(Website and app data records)
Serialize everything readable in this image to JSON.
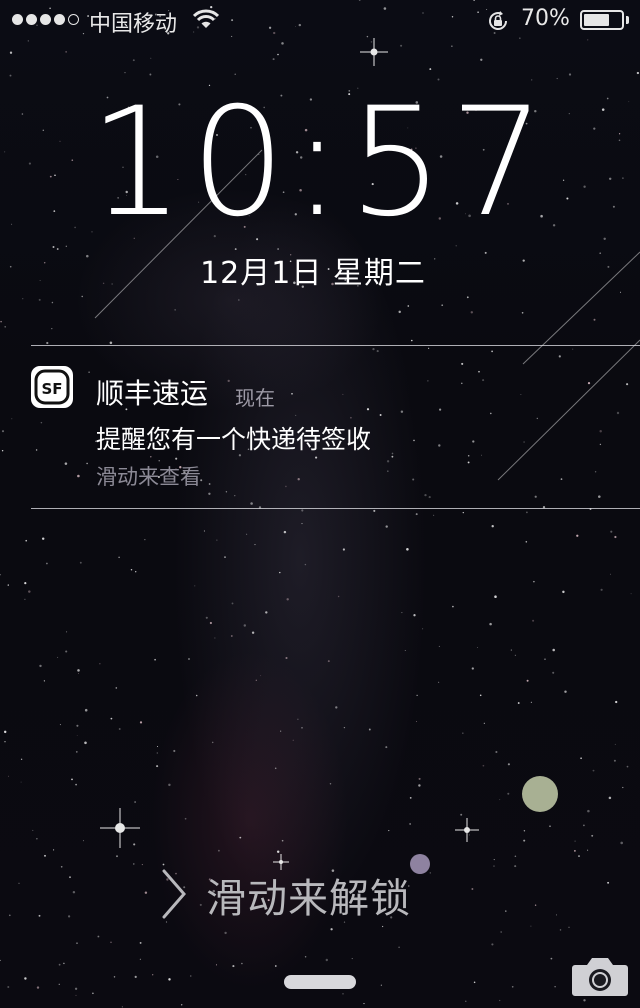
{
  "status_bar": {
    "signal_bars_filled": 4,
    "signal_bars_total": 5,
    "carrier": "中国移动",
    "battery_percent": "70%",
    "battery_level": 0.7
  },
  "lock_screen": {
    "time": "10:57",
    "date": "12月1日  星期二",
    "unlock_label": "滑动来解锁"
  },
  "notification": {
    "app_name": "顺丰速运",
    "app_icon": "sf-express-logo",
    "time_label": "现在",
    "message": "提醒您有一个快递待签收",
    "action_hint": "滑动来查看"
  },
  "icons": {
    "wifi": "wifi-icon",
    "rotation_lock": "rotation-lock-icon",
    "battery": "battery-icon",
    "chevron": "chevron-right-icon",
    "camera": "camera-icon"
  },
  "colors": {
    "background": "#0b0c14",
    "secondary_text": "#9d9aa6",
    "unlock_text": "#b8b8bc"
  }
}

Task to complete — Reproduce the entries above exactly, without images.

Output below —
Serialize everything readable in this image to JSON.
{
  "status_bar": {
    "signal_bars_filled": 4,
    "signal_bars_total": 5,
    "carrier": "中国移动",
    "battery_percent": "70%",
    "battery_level": 0.7
  },
  "lock_screen": {
    "time": "10:57",
    "date": "12月1日  星期二",
    "unlock_label": "滑动来解锁"
  },
  "notification": {
    "app_name": "顺丰速运",
    "app_icon": "sf-express-logo",
    "time_label": "现在",
    "message": "提醒您有一个快递待签收",
    "action_hint": "滑动来查看"
  },
  "icons": {
    "wifi": "wifi-icon",
    "rotation_lock": "rotation-lock-icon",
    "battery": "battery-icon",
    "chevron": "chevron-right-icon",
    "camera": "camera-icon"
  },
  "colors": {
    "background": "#0b0c14",
    "secondary_text": "#9d9aa6",
    "unlock_text": "#b8b8bc"
  }
}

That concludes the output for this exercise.